And Lake’s commission never addressed the fact that wrongful convictions — and all convictions that result from unfair trials, whether or not the defendant is guilty — are most often suffered by the poor, minorities, the mentally ill or intellectually disabled, and those otherwise without social and legal capital. The problem of overburdened and underfunded public defenders5, perhaps the leading cause of bad convictions, was hardly mentioned.
Though Lake maintains that the AIC was totally consistent with his lifelong conservative values, he admits that in the process he’s realized “there are certain adverse economic factors” that make the legal system fundamentally unfair for some defendants. And “I’ve come to question whether we ought to keep the death penalty” given that unfairness, he says.
That shift in Lake’s mindset began during those meetings back in 2002 and 2003, says Richard Rosen, a retired professor of law at UNC and one of the original members of the innocence commission. “Before our eyes,” Rosen says, “we saw Lake becoming more sensitized to the plight of those failed by the criminal justice system.

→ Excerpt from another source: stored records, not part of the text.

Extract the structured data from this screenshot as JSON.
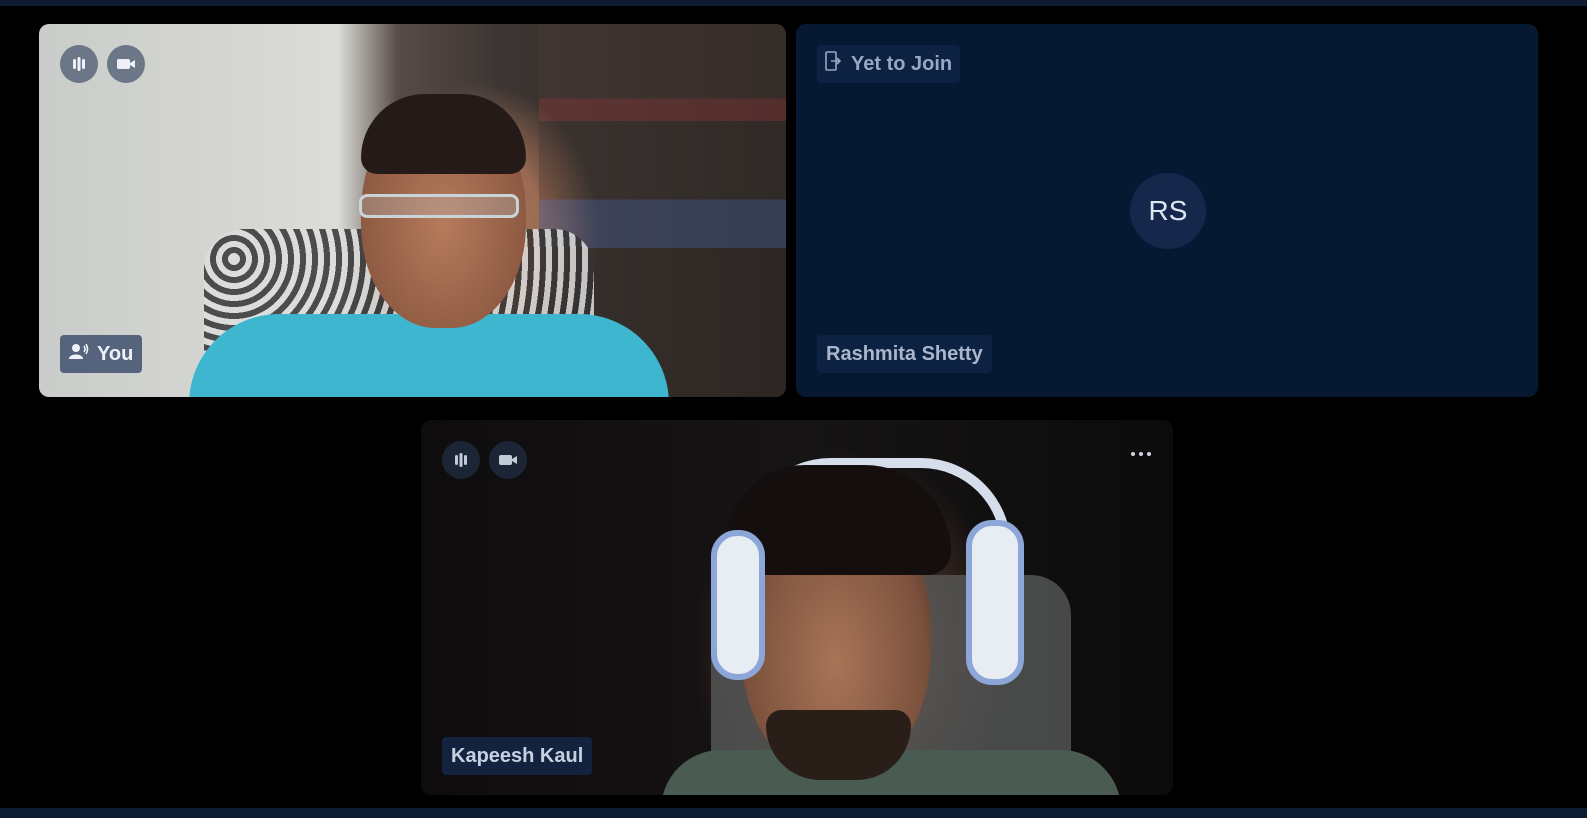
{
  "tiles": {
    "self": {
      "name": "You",
      "controls": {
        "mic_icon": "audio-level-icon",
        "camera_icon": "video-camera-icon"
      },
      "speaker_icon": "speaking-user-icon"
    },
    "waiting": {
      "status": "Yet to Join",
      "status_icon": "enter-door-icon",
      "initials": "RS",
      "name": "Rashmita Shetty"
    },
    "remote": {
      "name": "Kapeesh Kaul",
      "controls": {
        "mic_icon": "audio-level-icon",
        "camera_icon": "video-camera-icon"
      },
      "menu_icon": "more-horizontal-icon"
    }
  },
  "colors": {
    "background": "#000000",
    "waiting_tile": "#071833",
    "avatar": "#15284c",
    "accent_bar": "#0d1b33"
  }
}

I think he was coming from a very conservative family, but he began to see the horrors that were possible in a system he revered.”
As Henry Frye, the first black chief justice, put it, “He, like most of us, has grown.”